Recent General Data Protection Regulation (GDPR) decisions made by data protection authorities (DPAs) across the European Union provide insight into enforcement trends and the concerns of local regulators.
In September, Austria’s national postal service, Austrian Post, was hit with a record €9.5 million (U.S. $11 million) fine for not enabling people to inquire about any personal data it might have on them via email, even though individuals could make queries via letter, online, and through customer service.
The company has been in hot water with the Austrian DPA before. In October 2019, it received an €18 million fine for processing personal data on the alleged political affinity of affected data subjects. That fine, as well as criminal proceedings, was annulled in a court decision in November 2020.
The company said it plans to appeal this second penalty, too.
The Hamburg DPA, which is fast gaining a reputation as one of Germany’s toughest data regulators, announced in September a fine of approximately €900,000 (U.S. $1.04 million) against electricity supplier Vattenfall Europe Sales after the company allegedly used personal data it had ostensibly stored for tax purposes to check whether new customers had repeatedly taken advantage of its welcome sales promotions in the past.

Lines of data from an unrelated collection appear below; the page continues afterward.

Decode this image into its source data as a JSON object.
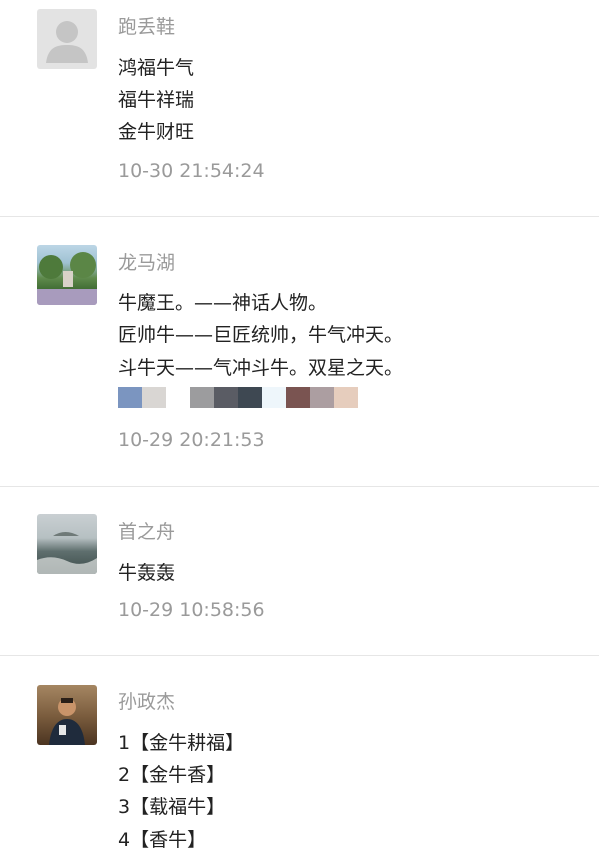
{
  "comments": [
    {
      "name": "跑丢鞋",
      "avatar": "default-user-avatar",
      "lines": [
        "鸿福牛气",
        "福牛祥瑞",
        "金牛财旺"
      ],
      "time": "10-30 21:54:24"
    },
    {
      "name": "龙马湖",
      "avatar": "lakeside-photo-avatar",
      "lines": [
        "牛魔王。——神话人物。",
        "匠帅牛——巨匠统帅，牛气冲天。",
        "斗牛天——气冲斗牛。双星之天。"
      ],
      "time": "10-29 20:21:53"
    },
    {
      "name": "首之舟",
      "avatar": "sea-photo-avatar",
      "lines": [
        "牛轰轰"
      ],
      "time": "10-29 10:58:56"
    },
    {
      "name": "孙政杰",
      "avatar": "portrait-photo-avatar",
      "lines": [
        "1【金牛耕福】",
        "2【金牛香】",
        "3【载福牛】",
        "4【香牛】"
      ],
      "time": ""
    }
  ],
  "emoji_colors": [
    "#7b95c0",
    "#d9d6d3",
    "#ffffff",
    "#9c9c9e",
    "#5a5c64",
    "#3e4852",
    "#eef6fb",
    "#7a5451",
    "#ac9ea1",
    "#e6cdbd"
  ]
}
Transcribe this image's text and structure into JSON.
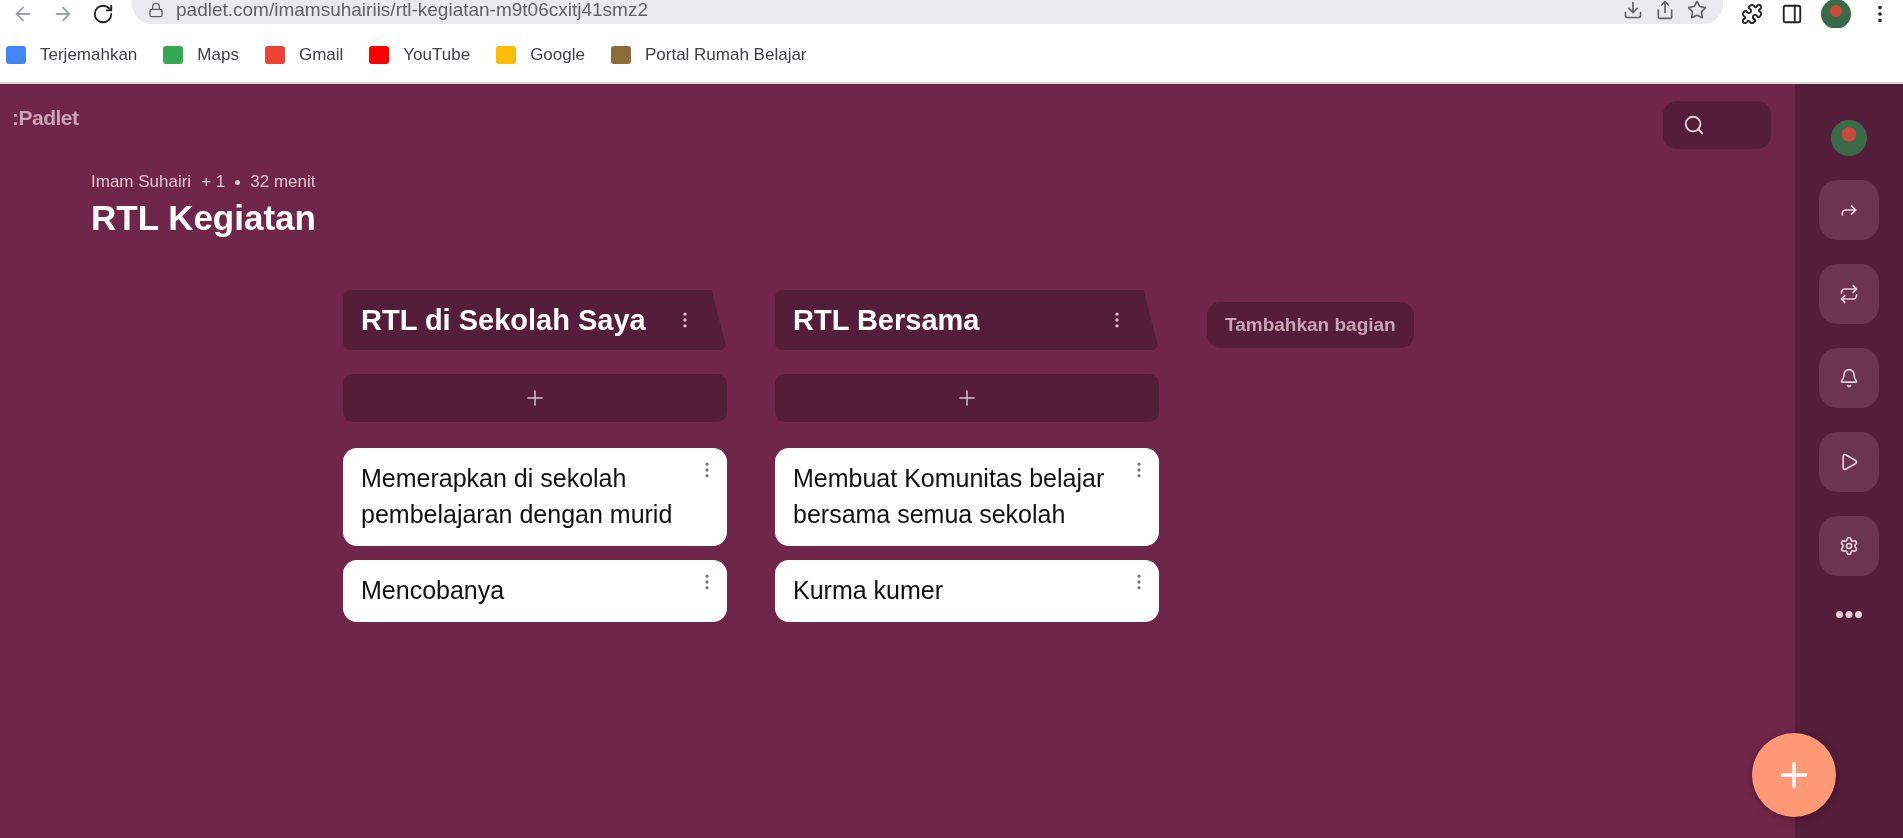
{
  "browser": {
    "url": "padlet.com/imamsuhairiis/rtl-kegiatan-m9t06cxitj41smz2",
    "bookmarks": [
      {
        "label": "Terjemahkan",
        "color": "#4285f4"
      },
      {
        "label": "Maps",
        "color": "#34a853"
      },
      {
        "label": "Gmail",
        "color": "#ea4335"
      },
      {
        "label": "YouTube",
        "color": "#ff0000"
      },
      {
        "label": "Google",
        "color": "#fbbc05"
      },
      {
        "label": "Portal Rumah Belajar",
        "color": "#8a6d3b"
      }
    ]
  },
  "padlet": {
    "logo": ":Padlet",
    "author": "Imam Suhairi",
    "collaborators": "+ 1",
    "time": "32 menit",
    "title": "RTL Kegiatan",
    "sections": [
      {
        "title": "RTL di Sekolah Saya",
        "posts": [
          "Memerapkan di sekolah pembelajaran dengan murid",
          "Mencobanya"
        ]
      },
      {
        "title": "RTL Bersama",
        "posts": [
          "Membuat Komunitas belajar bersama semua sekolah",
          "Kurma kumer"
        ]
      }
    ],
    "add_section": "Tambahkan bagian"
  }
}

The company was concerned customers were signing up to its introductory offers; leaving to go with a rival firm once the contract term was up; and returning for the same introductory rate a year or two later, according to the Hamburg DPA.
The DPA held Vattenfall violated transparency obligations under the GDPR (Articles 12 and 13), as customers were not sufficiently informed about the data comparison. A total of around 500,000 people were affected.
Of note, the data processing itself was not a breach of the GDPR; in fact, such processing is not explicitly regulated under the rules.
Norway’s DPA fined toll company Ferde around €500,000 (U.S. $580,000) after an investigation—started after media reports—found data on Norwegian cars and their owners was being processed in China illegally.
The DPA held Ferde had breached several of the organization’s “basic” responsibilities under the GDPR between September 2017 to October 2019. The regulator said the company had no valid basis for transferring personal data to China; it had failed to establish a data processing agreement, carry out a risk assessment, and lacked a legal basis for the processing of personal data about motorists in China.
France’s CNIL fined insurance group AG2R La Mondiale €1.75 million (U.S. $2.03 million) in July for retaining the personal data of customers too long after their contracts had ended while also failing to inform people sales calls were being recorded.
It is the regulator’s third largest fine to date, following penalties of €50 million and €2.25 million against Google and supermarket chain Carrefour, respectively.
Following an inspection in 2019, the CNIL found AG2R was storing the data of more than 2 million customers, including health and bank details, beyond the legal retention periods allowed after the end of the contract. It also found the data of almost 2,000 people the company thought it could pitch its products to—but who had not had any contact with the company—were kept for more than three or five years.
The CNIL also found telephone calls made by the company’s data processors could be recorded without the person contacted being informed of his/her right to object to it.
The company has accepted the fine and is in the process of making changes to comply with the GDPR.